Memphis defeated LA Clippers (4-2)
Golden State defeated Denver (4-2)
San Antonio defeated Los Angeles Lakers (4-0)
Eastern Conference semifinals
Miami defeated Chicago (4-1)
Indiana defeated New York (4-2)
Western Conference semifinals
Memphis defeated Oklahoma City (4-1)
San Antonio defeated Golden State (4-2)
Eastern Conference finals
Miami defeated Indiana (4-3)
Western Conference finals
San Antonio defeated Memphis (4-0)
Miami defeated San Antonio (4-3)
Points — Carmelo Anthony, New York Knicks (28.7)
Assists — Rajon Rondo, Boston Celtics (11.1)
Rebounds — Dwight Howard, Los Angeles Lakers (12.4)
Steals — Chris Paul, Los Angeles Clippers (2.4)
Blocks — Serge Ibaka, Oklahoma City Thunder (3.0)
FG% — DeAndre Jordan, Los Angeles Clippers (64.3)
FT% — Kevin Durant, Oklahoma City Thunder (90.5)
3PT% — Jose Calderon, Toronto Raptors (46.1)
Most Valuable Player — LeBron James, Miami Heat
Rookie of the Year — Damian Lillard, Portland Trail Blazers
Defensive Player of the Year — Marc Gasol, Memphis Grizzlies
Most Improved Player — Paul George, Indiana Pacers
Sixth Man of the Year — J.R. Smith, New York Knicks
Coach of the Year — George Karl, Denver Nuggets

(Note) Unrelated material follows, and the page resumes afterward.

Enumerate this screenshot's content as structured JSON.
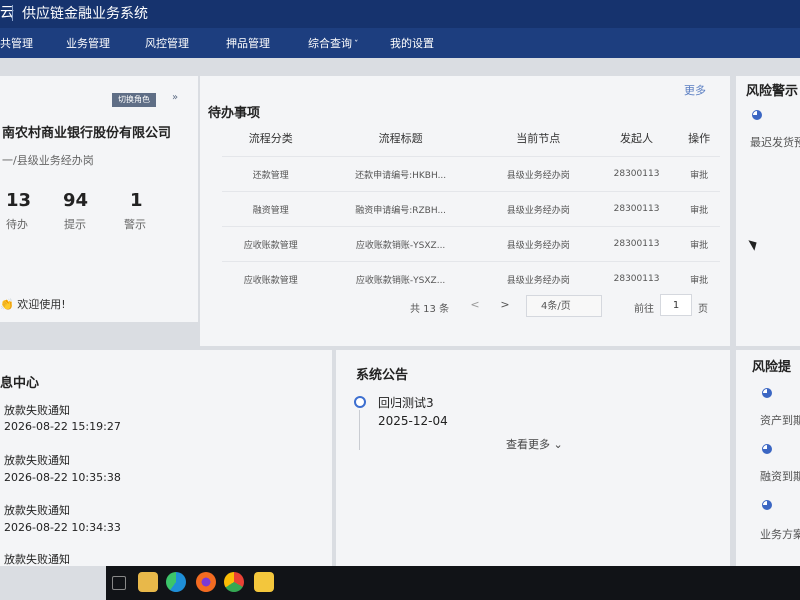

All-Star Game MVP — Chris Paul, LA Clippers
Finals MVP — LeBron James, Miami Heat